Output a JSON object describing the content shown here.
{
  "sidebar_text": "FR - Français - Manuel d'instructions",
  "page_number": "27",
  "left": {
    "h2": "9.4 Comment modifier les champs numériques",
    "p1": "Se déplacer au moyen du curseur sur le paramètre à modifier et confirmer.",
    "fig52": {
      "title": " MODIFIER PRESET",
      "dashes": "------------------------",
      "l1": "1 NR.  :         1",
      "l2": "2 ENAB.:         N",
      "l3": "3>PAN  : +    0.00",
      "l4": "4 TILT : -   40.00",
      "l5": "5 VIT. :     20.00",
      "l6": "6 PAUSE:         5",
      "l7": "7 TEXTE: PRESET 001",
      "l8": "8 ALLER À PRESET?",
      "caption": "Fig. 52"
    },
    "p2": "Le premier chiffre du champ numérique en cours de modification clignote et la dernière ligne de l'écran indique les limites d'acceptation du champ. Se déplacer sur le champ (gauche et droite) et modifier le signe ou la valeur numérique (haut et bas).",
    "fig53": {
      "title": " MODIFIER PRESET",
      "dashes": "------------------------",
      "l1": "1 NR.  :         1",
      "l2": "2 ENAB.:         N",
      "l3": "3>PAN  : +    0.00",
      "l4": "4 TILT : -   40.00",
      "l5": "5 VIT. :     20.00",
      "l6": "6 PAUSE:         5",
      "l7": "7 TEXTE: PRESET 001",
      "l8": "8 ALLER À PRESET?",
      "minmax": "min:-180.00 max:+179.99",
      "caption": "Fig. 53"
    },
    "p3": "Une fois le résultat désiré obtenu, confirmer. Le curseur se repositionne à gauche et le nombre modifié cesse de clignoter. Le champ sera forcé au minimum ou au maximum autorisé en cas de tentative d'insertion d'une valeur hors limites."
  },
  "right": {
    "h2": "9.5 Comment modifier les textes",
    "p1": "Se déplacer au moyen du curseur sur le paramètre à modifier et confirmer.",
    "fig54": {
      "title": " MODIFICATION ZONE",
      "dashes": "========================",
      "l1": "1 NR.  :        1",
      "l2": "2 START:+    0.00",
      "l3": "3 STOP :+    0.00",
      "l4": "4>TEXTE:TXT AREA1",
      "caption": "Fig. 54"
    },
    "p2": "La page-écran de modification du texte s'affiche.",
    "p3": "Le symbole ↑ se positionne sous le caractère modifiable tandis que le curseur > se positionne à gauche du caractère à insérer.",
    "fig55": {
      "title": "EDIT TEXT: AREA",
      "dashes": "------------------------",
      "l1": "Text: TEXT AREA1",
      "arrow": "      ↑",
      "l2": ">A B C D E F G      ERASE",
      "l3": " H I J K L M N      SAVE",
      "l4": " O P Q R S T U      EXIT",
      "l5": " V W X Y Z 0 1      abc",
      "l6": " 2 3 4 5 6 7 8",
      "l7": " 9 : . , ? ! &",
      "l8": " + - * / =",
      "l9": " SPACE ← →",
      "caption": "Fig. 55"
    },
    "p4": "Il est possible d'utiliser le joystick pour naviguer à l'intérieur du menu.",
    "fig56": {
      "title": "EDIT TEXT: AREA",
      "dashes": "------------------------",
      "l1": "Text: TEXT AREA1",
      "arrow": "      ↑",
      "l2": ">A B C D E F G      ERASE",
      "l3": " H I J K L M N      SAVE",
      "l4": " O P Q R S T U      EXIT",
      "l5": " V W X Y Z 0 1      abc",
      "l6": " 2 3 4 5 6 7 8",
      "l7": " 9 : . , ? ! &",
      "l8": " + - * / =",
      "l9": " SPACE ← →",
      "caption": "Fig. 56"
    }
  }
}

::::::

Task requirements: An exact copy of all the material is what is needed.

Response box:
Output a JSON object describing the content shown here.
{
  "sidebar_text": "FR - Français - Manuel d'instructions",
  "page_number": "27",
  "left": {
    "h2": "9.4 Comment modifier les champs numériques",
    "p1": "Se déplacer au moyen du curseur sur le paramètre à modifier et confirmer.",
    "fig52": {
      "title": " MODIFIER PRESET",
      "dashes": "------------------------",
      "l1": "1 NR.  :         1",
      "l2": "2 ENAB.:         N",
      "l3": "3>PAN  : +    0.00",
      "l4": "4 TILT : -   40.00",
      "l5": "5 VIT. :     20.00",
      "l6": "6 PAUSE:         5",
      "l7": "7 TEXTE: PRESET 001",
      "l8": "8 ALLER À PRESET?",
      "caption": "Fig. 52"
    },
    "p2": "Le premier chiffre du champ numérique en cours de modification clignote et la dernière ligne de l'écran indique les limites d'acceptation du champ. Se déplacer sur le champ (gauche et droite) et modifier le signe ou la valeur numérique (haut et bas).",
    "fig53": {
      "title": " MODIFIER PRESET",
      "dashes": "------------------------",
      "l1": "1 NR.  :         1",
      "l2": "2 ENAB.:         N",
      "l3": "3>PAN  : +    0.00",
      "l4": "4 TILT : -   40.00",
      "l5": "5 VIT. :     20.00",
      "l6": "6 PAUSE:         5",
      "l7": "7 TEXTE: PRESET 001",
      "l8": "8 ALLER À PRESET?",
      "minmax": "min:-180.00 max:+179.99",
      "caption": "Fig. 53"
    },
    "p3": "Une fois le résultat désiré obtenu, confirmer. Le curseur se repositionne à gauche et le nombre modifié cesse de clignoter. Le champ sera forcé au minimum ou au maximum autorisé en cas de tentative d'insertion d'une valeur hors limites."
  },
  "right": {
    "h2": "9.5 Comment modifier les textes",
    "p1": "Se déplacer au moyen du curseur sur le paramètre à modifier et confirmer.",
    "fig54": {
      "title": " MODIFICATION ZONE",
      "dashes": "========================",
      "l1": "1 NR.  :        1",
      "l2": "2 START:+    0.00",
      "l3": "3 STOP :+    0.00",
      "l4": "4>TEXTE:TXT AREA1",
      "caption": "Fig. 54"
    },
    "p2": "La page-écran de modification du texte s'affiche.",
    "p3": "Le symbole ↑ se positionne sous le caractère modifiable tandis que le curseur > se positionne à gauche du caractère à insérer.",
    "fig55": {
      "title": "EDIT TEXT: AREA",
      "dashes": "------------------------",
      "l1": "Text: TEXT AREA1",
      "arrow": "      ↑",
      "l2": ">A B C D E F G      ERASE",
      "l3": " H I J K L M N      SAVE",
      "l4": " O P Q R S T U      EXIT",
      "l5": " V W X Y Z 0 1      abc",
      "l6": " 2 3 4 5 6 7 8",
      "l7": " 9 : . , ? ! &",
      "l8": " + - * / =",
      "l9": " SPACE ← →",
      "caption": "Fig. 55"
    },
    "p4": "Il est possible d'utiliser le joystick pour naviguer à l'intérieur du menu.",
    "fig56": {
      "title": "EDIT TEXT: AREA",
      "dashes": "------------------------",
      "l1": "Text: TEXT AREA1",
      "arrow": "      ↑",
      "l2": ">A B C D E F G      ERASE",
      "l3": " H I J K L M N      SAVE",
      "l4": " O P Q R S T U      EXIT",
      "l5": " V W X Y Z 0 1      abc",
      "l6": " 2 3 4 5 6 7 8",
      "l7": " 9 : . , ? ! &",
      "l8": " + - * / =",
      "l9": " SPACE ← →",
      "caption": "Fig. 56"
    }
  }
}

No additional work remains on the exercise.